Start of SUPPLIED DATA
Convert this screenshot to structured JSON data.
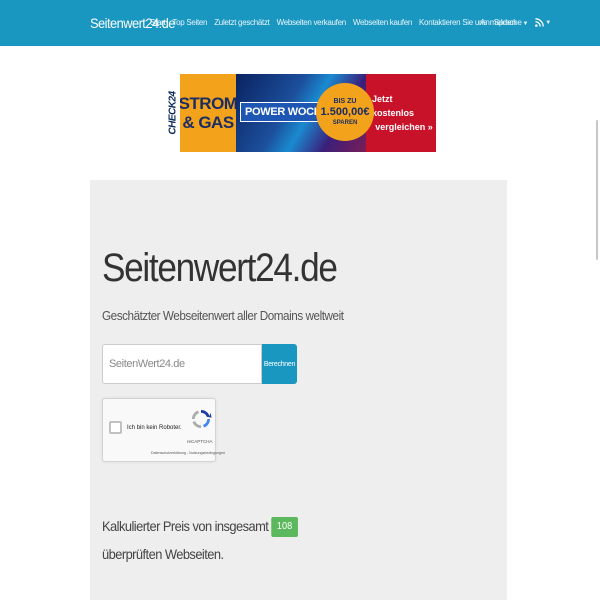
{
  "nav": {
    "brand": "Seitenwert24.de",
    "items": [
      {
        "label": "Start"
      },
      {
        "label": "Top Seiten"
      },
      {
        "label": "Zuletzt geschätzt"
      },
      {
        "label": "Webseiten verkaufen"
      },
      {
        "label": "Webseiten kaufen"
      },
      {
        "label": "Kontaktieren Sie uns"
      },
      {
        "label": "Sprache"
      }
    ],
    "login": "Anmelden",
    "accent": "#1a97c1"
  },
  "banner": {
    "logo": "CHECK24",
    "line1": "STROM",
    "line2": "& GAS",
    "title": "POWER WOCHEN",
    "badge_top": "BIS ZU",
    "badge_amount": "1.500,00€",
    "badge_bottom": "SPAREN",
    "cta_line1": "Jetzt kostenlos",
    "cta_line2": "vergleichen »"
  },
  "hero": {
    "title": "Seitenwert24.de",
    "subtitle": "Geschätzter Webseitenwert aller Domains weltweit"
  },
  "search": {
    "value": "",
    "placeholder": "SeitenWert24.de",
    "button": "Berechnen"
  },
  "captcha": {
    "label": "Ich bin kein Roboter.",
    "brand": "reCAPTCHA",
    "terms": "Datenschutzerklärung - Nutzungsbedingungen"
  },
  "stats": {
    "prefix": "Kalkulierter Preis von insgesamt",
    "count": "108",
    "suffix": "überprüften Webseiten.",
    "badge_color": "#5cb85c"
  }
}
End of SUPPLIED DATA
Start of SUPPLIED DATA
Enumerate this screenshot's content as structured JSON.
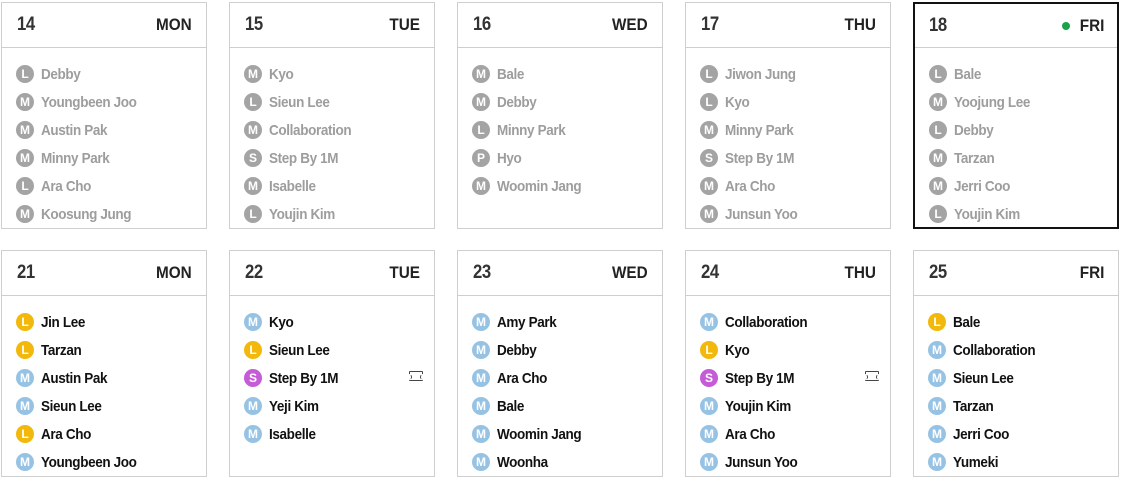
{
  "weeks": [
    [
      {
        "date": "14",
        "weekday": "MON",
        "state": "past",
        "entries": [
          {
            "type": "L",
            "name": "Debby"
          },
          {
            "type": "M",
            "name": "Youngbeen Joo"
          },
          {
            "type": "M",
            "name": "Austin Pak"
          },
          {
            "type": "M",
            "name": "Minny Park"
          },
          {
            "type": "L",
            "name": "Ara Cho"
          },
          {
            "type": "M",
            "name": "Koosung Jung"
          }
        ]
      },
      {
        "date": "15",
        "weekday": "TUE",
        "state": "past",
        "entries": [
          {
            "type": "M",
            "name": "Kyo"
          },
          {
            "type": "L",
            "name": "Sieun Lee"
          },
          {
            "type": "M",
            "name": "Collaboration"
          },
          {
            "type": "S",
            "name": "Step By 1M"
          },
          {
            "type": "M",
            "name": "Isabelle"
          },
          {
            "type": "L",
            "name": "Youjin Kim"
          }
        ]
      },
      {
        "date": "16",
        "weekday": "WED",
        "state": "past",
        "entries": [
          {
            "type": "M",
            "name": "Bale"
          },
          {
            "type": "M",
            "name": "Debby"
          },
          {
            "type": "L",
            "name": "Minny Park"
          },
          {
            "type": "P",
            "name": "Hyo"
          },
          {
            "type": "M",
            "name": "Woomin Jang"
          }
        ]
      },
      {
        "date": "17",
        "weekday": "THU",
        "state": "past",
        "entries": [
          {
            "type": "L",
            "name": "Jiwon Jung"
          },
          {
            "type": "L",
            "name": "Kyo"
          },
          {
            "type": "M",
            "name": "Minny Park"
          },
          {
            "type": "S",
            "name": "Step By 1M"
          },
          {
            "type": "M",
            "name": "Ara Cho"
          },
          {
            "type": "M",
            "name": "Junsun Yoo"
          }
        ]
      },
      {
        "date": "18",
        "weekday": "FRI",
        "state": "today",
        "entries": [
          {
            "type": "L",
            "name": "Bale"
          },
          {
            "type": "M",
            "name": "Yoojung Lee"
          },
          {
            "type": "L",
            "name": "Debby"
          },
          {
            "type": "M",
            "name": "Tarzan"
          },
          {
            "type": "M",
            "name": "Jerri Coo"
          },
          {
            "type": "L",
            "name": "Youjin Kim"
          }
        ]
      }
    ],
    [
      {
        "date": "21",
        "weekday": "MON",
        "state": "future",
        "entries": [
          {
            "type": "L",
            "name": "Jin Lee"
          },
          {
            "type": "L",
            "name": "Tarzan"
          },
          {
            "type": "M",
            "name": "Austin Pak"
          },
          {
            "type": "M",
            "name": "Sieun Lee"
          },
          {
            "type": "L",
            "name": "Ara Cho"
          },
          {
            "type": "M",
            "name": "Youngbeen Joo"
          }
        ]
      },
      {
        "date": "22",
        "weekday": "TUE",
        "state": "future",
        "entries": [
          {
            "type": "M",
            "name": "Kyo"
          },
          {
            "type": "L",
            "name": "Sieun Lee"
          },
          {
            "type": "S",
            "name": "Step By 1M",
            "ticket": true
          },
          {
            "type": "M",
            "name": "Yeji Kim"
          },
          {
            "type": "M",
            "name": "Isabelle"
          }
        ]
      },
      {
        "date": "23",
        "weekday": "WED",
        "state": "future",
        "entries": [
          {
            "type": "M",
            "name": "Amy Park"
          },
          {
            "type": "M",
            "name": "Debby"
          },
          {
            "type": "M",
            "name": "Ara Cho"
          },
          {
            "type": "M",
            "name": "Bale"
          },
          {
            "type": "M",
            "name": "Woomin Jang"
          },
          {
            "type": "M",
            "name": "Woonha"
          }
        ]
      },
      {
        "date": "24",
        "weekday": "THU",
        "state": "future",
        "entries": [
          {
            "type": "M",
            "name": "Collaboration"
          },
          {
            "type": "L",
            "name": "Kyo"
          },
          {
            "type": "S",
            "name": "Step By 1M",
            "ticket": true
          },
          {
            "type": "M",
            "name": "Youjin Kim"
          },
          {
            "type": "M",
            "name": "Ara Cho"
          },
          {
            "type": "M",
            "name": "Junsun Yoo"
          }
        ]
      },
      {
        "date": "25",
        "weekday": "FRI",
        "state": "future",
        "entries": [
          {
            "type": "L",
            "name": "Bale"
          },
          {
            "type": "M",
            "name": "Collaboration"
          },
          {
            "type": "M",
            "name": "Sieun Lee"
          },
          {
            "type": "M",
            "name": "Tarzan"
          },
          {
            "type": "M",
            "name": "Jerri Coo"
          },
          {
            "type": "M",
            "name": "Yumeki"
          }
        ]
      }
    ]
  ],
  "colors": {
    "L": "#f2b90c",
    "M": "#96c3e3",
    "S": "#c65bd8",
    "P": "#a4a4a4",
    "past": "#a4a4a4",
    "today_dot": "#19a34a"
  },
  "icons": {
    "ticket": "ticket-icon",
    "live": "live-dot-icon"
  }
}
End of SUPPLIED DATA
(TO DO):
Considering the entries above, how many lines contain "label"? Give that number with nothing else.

(ANSWER TO THIS PROBLEM):
8